The federal government’s program to pay guaranteed prices to farmers for five agricultural products could place pressure on inflation and discourage competition if it is not well-executed, experts warn.
President López Obrador announced earlier this month the prices the government will pay for corn, beans, wheat, rice and milk, asserting that more than two million farmers will benefit from the program and that it will help Mexico to achieve food self-sufficiency.
Francisco Javier Núñez, former chief of the Federal Economic Competition Commission (Cofece), said that while the government hasn’t yet explained the detail of the program, at face value it appears to be flawed.
“It’s not clear how this program will work. For example, the government will purchase corn crops at 5,600 pesos [per tonne] when the market price is 4,000 pesos so, what will Segalmex [Mexican Food Security, a government agency] do with the crops it buys? We assume that it will go out to sell them but nobody will buy them because they’re overpriced,” he said.
Núñez charged that the government will be forced to sell corn at a lower price than it paid and will thus lose money.
“You can’t force large consumers to buy it from you at an expensive price. The only way is to limit grain imports but that will drive up industry costs,” he said.
The former Cofece chief warned that if the program isn’t implemented carefully, it could also be vulnerable to fraud.
“The main problem will be how to prevent fraudulent schemes from people who, for example, buy corn cheaply [from the government] and sell it at an expensive price . . . Those whom the program is directed at won’t be the beneficiaries,” Núñez said.
He also said that according to existing regulations the government requires authorization from Cofece in order to set guaranteed prices, charging that their establishment would reduce competition.
Juan Pablo Rojas, president of the National Confederation of Corn Producers (Cnpamm), said there was a possibility that the program could have an impact on consumers if it is not well-executed, predicting that the price of tortillas could go up by as much as 20%.
Nevertheless, he argued that guaranteed prices are a good thing for small and medium-sized agricultural producers.
“It gives us confidence and certainty that yields will have a market and a secure price,” he said.
Rojas said “the main concern” with regard to the payment of guaranteed prices is that the government won’t have “the resources necessary to meet the demand” of the different agricultural sectors and that “the program ends up being a mere promise.”
He also said the program could cause yields to decrease rather than increase, meaning that imports of basic foodstuffs would have to go up, undermining López Obrador’s goal to achieve food self-sufficiency.
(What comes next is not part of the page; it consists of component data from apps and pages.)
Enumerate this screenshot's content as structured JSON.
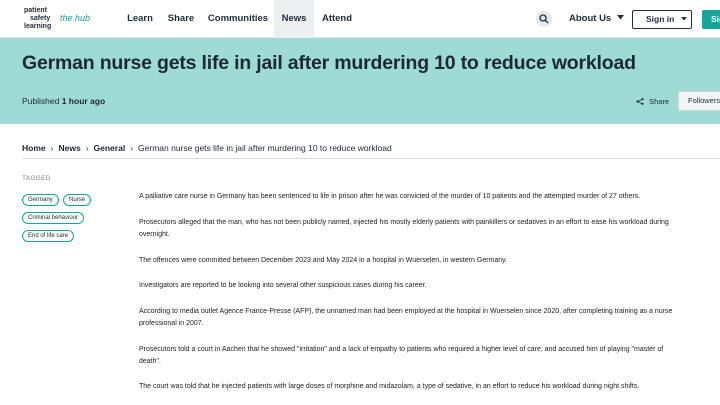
{
  "logo": {
    "line1": "patient",
    "line2": "safety",
    "line3": "learning",
    "hub": "the hub"
  },
  "nav": {
    "items": [
      "Learn",
      "Share",
      "Communities",
      "News",
      "Attend"
    ],
    "active": "News",
    "about": "About Us",
    "signin": "Sign in",
    "signup": "Sign up"
  },
  "colors": {
    "accent": "#17a49a",
    "hero": "#9edbd5",
    "dark": "#1b2935"
  },
  "article": {
    "title": "German nurse gets life in jail after murdering 10 to reduce workload",
    "published_prefix": "Published",
    "published_time": "1 hour ago",
    "share": "Share",
    "followers": "Followers",
    "breadcrumb": [
      "Home",
      "News",
      "General"
    ],
    "breadcrumb_current": "German nurse gets life in jail after murdering 10 to reduce workload",
    "tagged_label": "TAGGED",
    "tags": [
      "Germany",
      "Nurse",
      "Criminal behaviour",
      "End of life care"
    ],
    "paragraphs": [
      [
        "A palliative care nurse in Germany has been sentenced to life in prison after he was convicted of the murder of 10 patients and the attempted murder of 27 others."
      ],
      [
        "Prosecutors alleged that the man, who has not been publicly named, injected his mostly elderly patients with painkillers or sedatives in an effort to ease his workload during",
        "overnight."
      ],
      [
        "The offences were committed between December 2023 and May 2024 in a hospital in Wuerselen, in western Germany."
      ],
      [
        "Investigators are reported to be looking into several other suspicious cases during his career."
      ],
      [
        "According to media outlet Agence France-Presse (AFP), the unnamed man had been employed at the hospital in Wuerselen since 2020, after completing training as a nurse",
        "professional in 2007."
      ],
      [
        "Prosecutors told a court in Aachen that he showed \"irritation\" and a lack of empathy to patients who required a higher level of care, and accused him of playing \"master of",
        "death\"."
      ],
      [
        "The court was told that he injected patients with large doses of morphine and midazolam, a type of sedative, in an effort to reduce his workload during night shifts."
      ]
    ]
  }
}
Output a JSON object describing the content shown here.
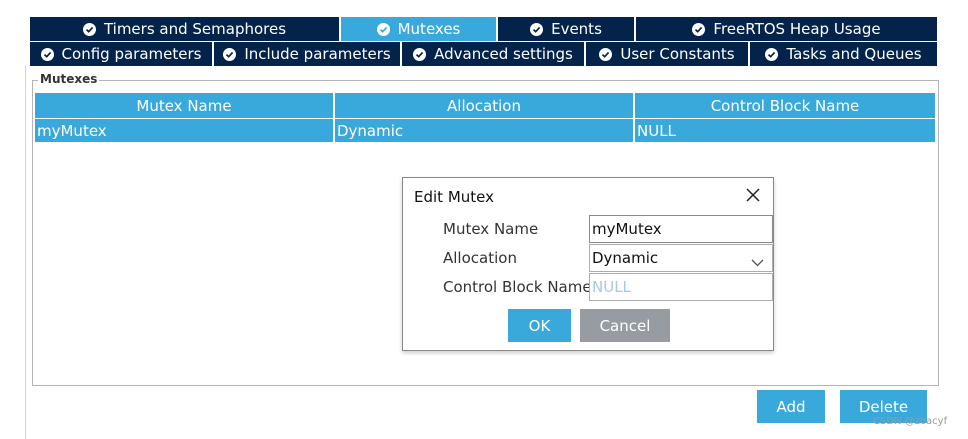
{
  "tabs_row1": [
    "Timers and Semaphores",
    "Mutexes",
    "Events",
    "FreeRTOS Heap Usage"
  ],
  "tabs_row2": [
    "Config parameters",
    "Include parameters",
    "Advanced settings",
    "User Constants",
    "Tasks and Queues"
  ],
  "active_tab": "Mutexes",
  "group_title": "Mutexes",
  "table": {
    "columns": [
      "Mutex Name",
      "Allocation",
      "Control Block Name"
    ],
    "rows": [
      [
        "myMutex",
        "Dynamic",
        "NULL"
      ]
    ]
  },
  "dialog": {
    "title": "Edit Mutex",
    "fields": {
      "mutex_name": {
        "label": "Mutex Name",
        "value": "myMutex"
      },
      "allocation": {
        "label": "Allocation",
        "value": "Dynamic"
      },
      "control_block": {
        "label": "Control Block Name",
        "placeholder": "NULL"
      }
    },
    "ok_label": "OK",
    "cancel_label": "Cancel"
  },
  "buttons": {
    "add_label": "Add",
    "delete_label": "Delete"
  },
  "watermark": "CSDN @zoacyf",
  "colors": {
    "tab_dark": "#03234b",
    "accent": "#39a9dc",
    "cancel_gray": "#969ca2"
  }
}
Representatives of other agricultural organizations were less pessimistic about the impact on inflation and the economy, and generally praised the initiative.
Pedro Alejandro Díaz, president of the National Council of Rice Producers, said he was confident that the program wouldn’t causes prices of the grain to increase, while Álvaro González, head of the National Front of Milk Producers and Consumers, said it was pleasing to see that the government was taking dairy production costs into account.
Juan Carlos Arizmendi, head of the Mexican Council for Sustainable Rural Development, said the program was also a good thing for bean farmers but added that the extent to which it will benefit producers in states such as Zacatecas, Durango and Chihuahua remains to be seen.
“We offer our vote of confidence that the authorities will know how to efficiently execute these [price] programs,” he said.
Source: Milenio (sp)